(Extracted data entries)

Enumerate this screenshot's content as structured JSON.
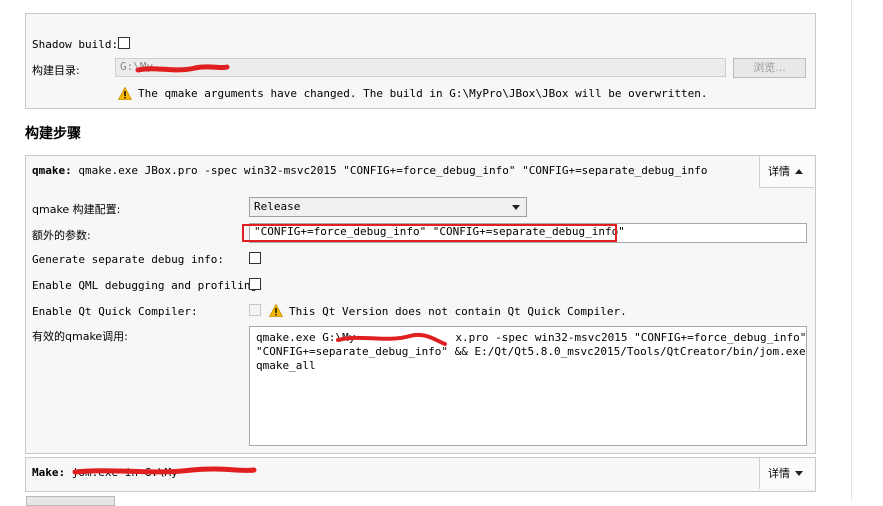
{
  "shadow_build": {
    "label": "Shadow build:"
  },
  "build_dir": {
    "label": "构建目录:",
    "value": "G:\\My",
    "browse_label": "浏览..."
  },
  "warning": {
    "text": "The qmake arguments have changed. The build in G:\\MyPro\\JBox\\JBox will be overwritten."
  },
  "build_steps": {
    "heading": "构建步骤"
  },
  "qmake_step": {
    "title_bold": "qmake:",
    "title_rest": " qmake.exe JBox.pro -spec win32-msvc2015 \"CONFIG+=force_debug_info\" \"CONFIG+=separate_debug_info",
    "details_label": "详情",
    "config_label": "qmake 构建配置:",
    "config_value": "Release",
    "extra_args_label": "额外的参数:",
    "extra_args_value": "\"CONFIG+=force_debug_info\" \"CONFIG+=separate_debug_info\"",
    "sep_debug_label": "Generate separate debug info:",
    "qml_debug_label": "Enable QML debugging and profiling:",
    "quick_compiler_label": "Enable Qt Quick Compiler:",
    "quick_compiler_warning": "This Qt Version does not contain Qt Quick Compiler.",
    "effective_label": "有效的qmake调用:",
    "effective_line1": "qmake.exe G:\\My",
    "effective_line1_rest": "x.pro -spec win32-msvc2015 \"CONFIG+=force_debug_info\"",
    "effective_line2": "\"CONFIG+=separate_debug_info\" && E:/Qt/Qt5.8.0_msvc2015/Tools/QtCreator/bin/jom.exe",
    "effective_line3": "qmake_all"
  },
  "make_step": {
    "title_bold": "Make:",
    "title_rest": " jom.exe in G:\\My",
    "details_label": "详情"
  },
  "colors": {
    "highlight_red": "#e02020",
    "warning_yellow": "#f5b800"
  }
}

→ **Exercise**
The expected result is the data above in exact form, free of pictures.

→ **Answer box**
Enumerate this screenshot's content as structured JSON.
{
  "shadow_build": {
    "label": "Shadow build:"
  },
  "build_dir": {
    "label": "构建目录:",
    "value": "G:\\My",
    "browse_label": "浏览..."
  },
  "warning": {
    "text": "The qmake arguments have changed. The build in G:\\MyPro\\JBox\\JBox will be overwritten."
  },
  "build_steps": {
    "heading": "构建步骤"
  },
  "qmake_step": {
    "title_bold": "qmake:",
    "title_rest": " qmake.exe JBox.pro -spec win32-msvc2015 \"CONFIG+=force_debug_info\" \"CONFIG+=separate_debug_info",
    "details_label": "详情",
    "config_label": "qmake 构建配置:",
    "config_value": "Release",
    "extra_args_label": "额外的参数:",
    "extra_args_value": "\"CONFIG+=force_debug_info\" \"CONFIG+=separate_debug_info\"",
    "sep_debug_label": "Generate separate debug info:",
    "qml_debug_label": "Enable QML debugging and profiling:",
    "quick_compiler_label": "Enable Qt Quick Compiler:",
    "quick_compiler_warning": "This Qt Version does not contain Qt Quick Compiler.",
    "effective_label": "有效的qmake调用:",
    "effective_line1": "qmake.exe G:\\My",
    "effective_line1_rest": "x.pro -spec win32-msvc2015 \"CONFIG+=force_debug_info\"",
    "effective_line2": "\"CONFIG+=separate_debug_info\" && E:/Qt/Qt5.8.0_msvc2015/Tools/QtCreator/bin/jom.exe",
    "effective_line3": "qmake_all"
  },
  "make_step": {
    "title_bold": "Make:",
    "title_rest": " jom.exe in G:\\My",
    "details_label": "详情"
  },
  "colors": {
    "highlight_red": "#e02020",
    "warning_yellow": "#f5b800"
  }
}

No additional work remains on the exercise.